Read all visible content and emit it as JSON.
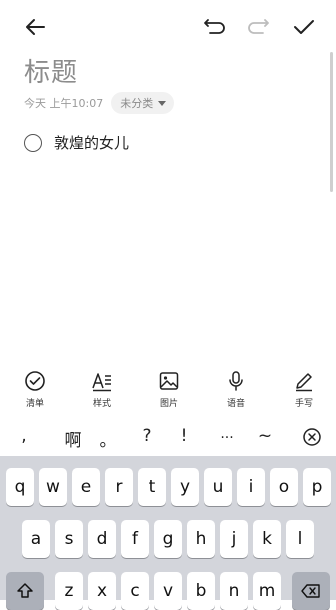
{
  "header": {
    "back_icon": "arrow-left-icon",
    "undo_icon": "undo-icon",
    "redo_icon": "redo-icon",
    "done_icon": "checkmark-icon"
  },
  "note": {
    "title_placeholder": "标题",
    "date": "今天 上午10:07",
    "category": "未分类",
    "checklist": [
      {
        "text": "敦煌的女儿",
        "checked": false
      }
    ]
  },
  "toolbar": {
    "items": [
      {
        "label": "清单",
        "icon": "checklist-icon"
      },
      {
        "label": "样式",
        "icon": "text-style-icon"
      },
      {
        "label": "图片",
        "icon": "image-icon"
      },
      {
        "label": "语音",
        "icon": "microphone-icon"
      },
      {
        "label": "手写",
        "icon": "pen-icon"
      }
    ]
  },
  "symbols": [
    ",",
    "啊",
    "。",
    "?",
    "!",
    "...",
    "~"
  ],
  "symbols_close_icon": "close-circle-icon",
  "keyboard": {
    "row1": [
      "q",
      "w",
      "e",
      "r",
      "t",
      "y",
      "u",
      "i",
      "o",
      "p"
    ],
    "row2": [
      "a",
      "s",
      "d",
      "f",
      "g",
      "h",
      "j",
      "k",
      "l"
    ],
    "row3": [
      "z",
      "x",
      "c",
      "v",
      "b",
      "n",
      "m"
    ],
    "shift_icon": "shift-icon",
    "backspace_icon": "backspace-icon"
  }
}
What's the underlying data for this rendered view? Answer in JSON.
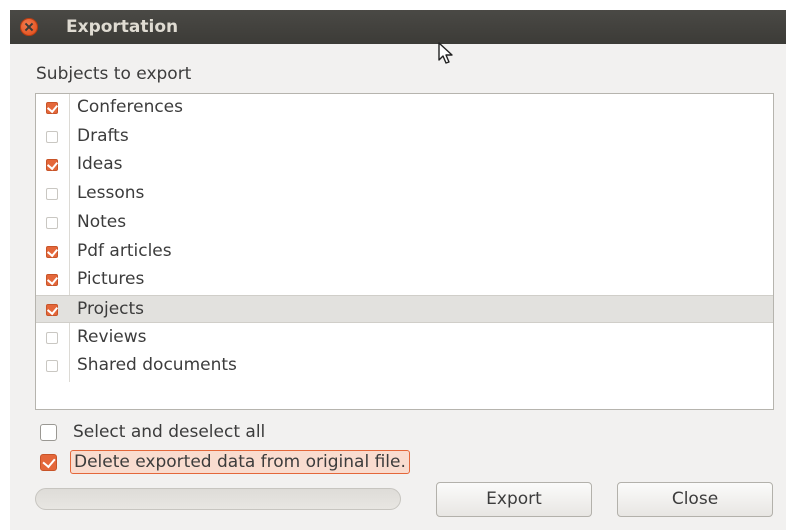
{
  "window": {
    "title": "Exportation"
  },
  "section": {
    "label": "Subjects to export"
  },
  "subjects": [
    {
      "label": "Conferences",
      "checked": true
    },
    {
      "label": "Drafts",
      "checked": false
    },
    {
      "label": "Ideas",
      "checked": true
    },
    {
      "label": "Lessons",
      "checked": false
    },
    {
      "label": "Notes",
      "checked": false
    },
    {
      "label": "Pdf articles",
      "checked": true
    },
    {
      "label": "Pictures",
      "checked": true
    },
    {
      "label": "Projects",
      "checked": true,
      "selected": true
    },
    {
      "label": "Reviews",
      "checked": false
    },
    {
      "label": "Shared documents",
      "checked": false
    }
  ],
  "options": {
    "select_all": {
      "label": "Select and deselect all",
      "checked": false
    },
    "delete_exported": {
      "label": "Delete exported data from original file.",
      "checked": true
    }
  },
  "progress": {
    "value": 0
  },
  "buttons": {
    "export_label": "Export",
    "close_label": "Close"
  },
  "colors": {
    "accent": "#e4673a",
    "titlebar": "#3c3b37",
    "background": "#f2f1f0"
  }
}
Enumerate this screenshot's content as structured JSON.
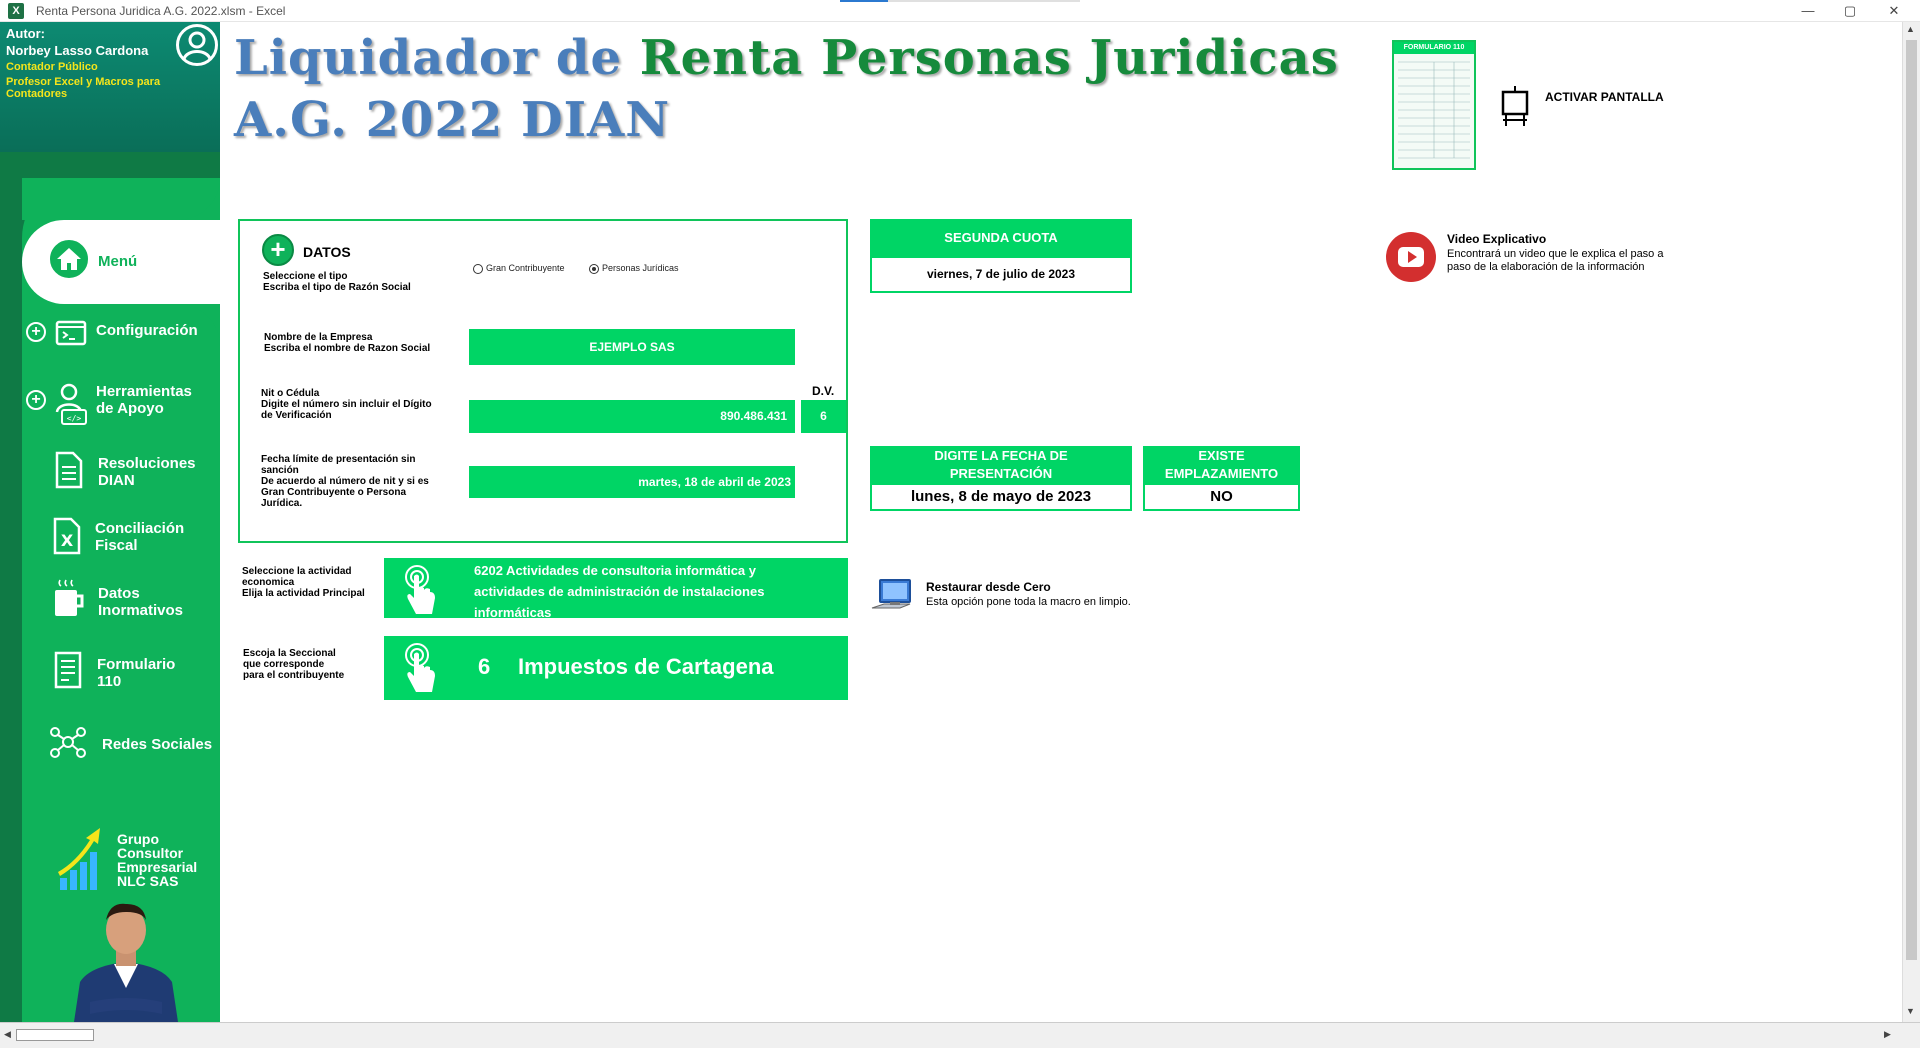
{
  "window": {
    "title": "Renta Persona Juridica A.G. 2022.xlsm - Excel",
    "app_icon": "excel-icon",
    "controls": [
      "—",
      "▢",
      "✕"
    ]
  },
  "sidebar": {
    "author_label": "Autor:",
    "author_name": "Norbey Lasso Cardona",
    "author_title_1": "Contador Público",
    "author_title_2": "Profesor Excel y Macros para",
    "author_title_3": "Contadores",
    "items": [
      {
        "label": "Menú",
        "icon": "home-icon"
      },
      {
        "label": "Configuración",
        "icon": "console-icon"
      },
      {
        "label_1": "Herramientas",
        "label_2": "de Apoyo",
        "icon": "developer-icon"
      },
      {
        "label_1": "Resoluciones",
        "label_2": "DIAN",
        "icon": "document-icon"
      },
      {
        "label_1": "Conciliación",
        "label_2": "Fiscal",
        "icon": "excel-file-icon"
      },
      {
        "label_1": "Datos",
        "label_2": "Inormativos",
        "icon": "coffee-icon"
      },
      {
        "label_1": "Formulario",
        "label_2": "110",
        "icon": "form-icon"
      },
      {
        "label": "Redes Sociales",
        "icon": "network-icon"
      }
    ],
    "company_1": "Grupo",
    "company_2": "Consultor",
    "company_3": "Empresarial",
    "company_4": "NLC SAS"
  },
  "header": {
    "title_part1": "Liquidador de",
    "title_part2": "Renta Personas Juridicas",
    "title_line2": "A.G.  2022 DIAN"
  },
  "form_thumb": {
    "label": "FORMULARIO 110"
  },
  "activar": {
    "label": "ACTIVAR PANTALLA"
  },
  "datos": {
    "heading": "DATOS",
    "tipo_label_1": "Seleccione el tipo",
    "tipo_label_2": "Escriba el tipo de Razón Social",
    "radio_options": [
      "Gran Contribuyente",
      "Personas Jurídicas"
    ],
    "radio_selected": 1,
    "empresa_label_1": "Nombre de la Empresa",
    "empresa_label_2": "Escriba el nombre de Razon Social",
    "empresa_value": "EJEMPLO SAS",
    "nit_label_1": "Nit o Cédula",
    "nit_label_2": "Digite el número sin incluir el Dígito",
    "nit_label_3": "de Verificación",
    "nit_value": "890.486.431",
    "dv_label": "D.V.",
    "dv_value": "6",
    "fecha_label_1": "Fecha límite de presentación sin",
    "fecha_label_2": "sanción",
    "fecha_label_3": "De acuerdo al número de nit y si es",
    "fecha_label_4": "Gran Contribuyente o Persona",
    "fecha_label_5": "Jurídica.",
    "fecha_value": "martes, 18 de abril de 2023"
  },
  "segunda_cuota": {
    "header": "SEGUNDA CUOTA",
    "value": "viernes, 7 de julio de 2023"
  },
  "video": {
    "title": "Video Explicativo",
    "desc_1": "Encontrará un video que le explica el paso a",
    "desc_2": "paso de la elaboración de la información"
  },
  "presentacion": {
    "header_1": "DIGITE LA FECHA DE",
    "header_2": "PRESENTACIÓN",
    "value": "lunes, 8 de mayo de 2023"
  },
  "emplazamiento": {
    "header_1": "EXISTE",
    "header_2": "EMPLAZAMIENTO",
    "value": "NO"
  },
  "actividad": {
    "label_1": "Seleccione la actividad",
    "label_2": "economica",
    "label_3": "Elija la actividad Principal",
    "value_1": "6202 Actividades de consultoria informática y",
    "value_2": "actividades de administración de instalaciones",
    "value_3": "informáticas"
  },
  "restaurar": {
    "title": "Restaurar desde Cero",
    "desc": "Esta opción pone toda la macro en limpio."
  },
  "seccional": {
    "label_1": "Escoja la Seccional",
    "label_2": "que corresponde",
    "label_3": "para el contribuyente",
    "code": "6",
    "value": "Impuestos de Cartagena"
  },
  "colors": {
    "sidebar_dark": "#0f7a45",
    "sidebar_green": "#0fb25a",
    "accent_green": "#00d565",
    "title_blue": "#4a7ebb",
    "title_green": "#168a3c",
    "youtube_red": "#d32f2f"
  }
}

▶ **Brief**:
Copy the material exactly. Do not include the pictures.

▶ **Answer space**:
Read all visible content and emit it as JSON.
{
  "header": {
    "back_icon": "arrow-left-icon",
    "undo_icon": "undo-icon",
    "redo_icon": "redo-icon",
    "done_icon": "checkmark-icon"
  },
  "note": {
    "title_placeholder": "标题",
    "date": "今天 上午10:07",
    "category": "未分类",
    "checklist": [
      {
        "text": "敦煌的女儿",
        "checked": false
      }
    ]
  },
  "toolbar": {
    "items": [
      {
        "label": "清单",
        "icon": "checklist-icon"
      },
      {
        "label": "样式",
        "icon": "text-style-icon"
      },
      {
        "label": "图片",
        "icon": "image-icon"
      },
      {
        "label": "语音",
        "icon": "microphone-icon"
      },
      {
        "label": "手写",
        "icon": "pen-icon"
      }
    ]
  },
  "symbols": [
    ",",
    "啊",
    "。",
    "?",
    "!",
    "...",
    "~"
  ],
  "symbols_close_icon": "close-circle-icon",
  "keyboard": {
    "row1": [
      "q",
      "w",
      "e",
      "r",
      "t",
      "y",
      "u",
      "i",
      "o",
      "p"
    ],
    "row2": [
      "a",
      "s",
      "d",
      "f",
      "g",
      "h",
      "j",
      "k",
      "l"
    ],
    "row3": [
      "z",
      "x",
      "c",
      "v",
      "b",
      "n",
      "m"
    ],
    "shift_icon": "shift-icon",
    "backspace_icon": "backspace-icon"
  }
}
What's the underlying data for this rendered view? Answer in JSON.
{
  "window": {
    "title": "Exportation"
  },
  "section": {
    "label": "Subjects to export"
  },
  "subjects": [
    {
      "label": "Conferences",
      "checked": true
    },
    {
      "label": "Drafts",
      "checked": false
    },
    {
      "label": "Ideas",
      "checked": true
    },
    {
      "label": "Lessons",
      "checked": false
    },
    {
      "label": "Notes",
      "checked": false
    },
    {
      "label": "Pdf articles",
      "checked": true
    },
    {
      "label": "Pictures",
      "checked": true
    },
    {
      "label": "Projects",
      "checked": true,
      "selected": true
    },
    {
      "label": "Reviews",
      "checked": false
    },
    {
      "label": "Shared documents",
      "checked": false
    }
  ],
  "options": {
    "select_all": {
      "label": "Select and deselect all",
      "checked": false
    },
    "delete_exported": {
      "label": "Delete exported data from original file.",
      "checked": true
    }
  },
  "progress": {
    "value": 0
  },
  "buttons": {
    "export_label": "Export",
    "close_label": "Close"
  },
  "colors": {
    "accent": "#e4673a",
    "titlebar": "#3c3b37",
    "background": "#f2f1f0"
  }
}
Enumerate this screenshot's content as structured JSON.
{
  "window": {
    "title": "Renta Persona Juridica A.G. 2022.xlsm - Excel",
    "app_icon": "excel-icon",
    "controls": [
      "—",
      "▢",
      "✕"
    ]
  },
  "sidebar": {
    "author_label": "Autor:",
    "author_name": "Norbey Lasso Cardona",
    "author_title_1": "Contador Público",
    "author_title_2": "Profesor Excel y Macros para",
    "author_title_3": "Contadores",
    "items": [
      {
        "label": "Menú",
        "icon": "home-icon"
      },
      {
        "label": "Configuración",
        "icon": "console-icon"
      },
      {
        "label_1": "Herramientas",
        "label_2": "de Apoyo",
        "icon": "developer-icon"
      },
      {
        "label_1": "Resoluciones",
        "label_2": "DIAN",
        "icon": "document-icon"
      },
      {
        "label_1": "Conciliación",
        "label_2": "Fiscal",
        "icon": "excel-file-icon"
      },
      {
        "label_1": "Datos",
        "label_2": "Inormativos",
        "icon": "coffee-icon"
      },
      {
        "label_1": "Formulario",
        "label_2": "110",
        "icon": "form-icon"
      },
      {
        "label": "Redes Sociales",
        "icon": "network-icon"
      }
    ],
    "company_1": "Grupo",
    "company_2": "Consultor",
    "company_3": "Empresarial",
    "company_4": "NLC SAS"
  },
  "header": {
    "title_part1": "Liquidador de",
    "title_part2": "Renta Personas Juridicas",
    "title_line2": "A.G.  2022 DIAN"
  },
  "form_thumb": {
    "label": "FORMULARIO 110"
  },
  "activar": {
    "label": "ACTIVAR PANTALLA"
  },
  "datos": {
    "heading": "DATOS",
    "tipo_label_1": "Seleccione el tipo",
    "tipo_label_2": "Escriba el tipo de Razón Social",
    "radio_options": [
      "Gran Contribuyente",
      "Personas Jurídicas"
    ],
    "radio_selected": 1,
    "empresa_label_1": "Nombre de la Empresa",
    "empresa_label_2": "Escriba el nombre de Razon Social",
    "empresa_value": "EJEMPLO SAS",
    "nit_label_1": "Nit o Cédula",
    "nit_label_2": "Digite el número sin incluir el Dígito",
    "nit_label_3": "de Verificación",
    "nit_value": "890.486.431",
    "dv_label": "D.V.",
    "dv_value": "6",
    "fecha_label_1": "Fecha límite de presentación sin",
    "fecha_label_2": "sanción",
    "fecha_label_3": "De acuerdo al número de nit y si es",
    "fecha_label_4": "Gran Contribuyente o Persona",
    "fecha_label_5": "Jurídica.",
    "fecha_value": "martes, 18 de abril de 2023"
  },
  "segunda_cuota": {
    "header": "SEGUNDA CUOTA",
    "value": "viernes, 7 de julio de 2023"
  },
  "video": {
    "title": "Video Explicativo",
    "desc_1": "Encontrará un video que le explica el paso a",
    "desc_2": "paso de la elaboración de la información"
  },
  "presentacion": {
    "header_1": "DIGITE LA FECHA DE",
    "header_2": "PRESENTACIÓN",
    "value": "lunes, 8 de mayo de 2023"
  },
  "emplazamiento": {
    "header_1": "EXISTE",
    "header_2": "EMPLAZAMIENTO",
    "value": "NO"
  },
  "actividad": {
    "label_1": "Seleccione la actividad",
    "label_2": "economica",
    "label_3": "Elija la actividad Principal",
    "value_1": "6202 Actividades de consultoria informática y",
    "value_2": "actividades de administración de instalaciones",
    "value_3": "informáticas"
  },
  "restaurar": {
    "title": "Restaurar desde Cero",
    "desc": "Esta opción pone toda la macro en limpio."
  },
  "seccional": {
    "label_1": "Escoja la Seccional",
    "label_2": "que corresponde",
    "label_3": "para el contribuyente",
    "code": "6",
    "value": "Impuestos de Cartagena"
  },
  "colors": {
    "sidebar_dark": "#0f7a45",
    "sidebar_green": "#0fb25a",
    "accent_green": "#00d565",
    "title_blue": "#4a7ebb",
    "title_green": "#168a3c",
    "youtube_red": "#d32f2f"
  }
}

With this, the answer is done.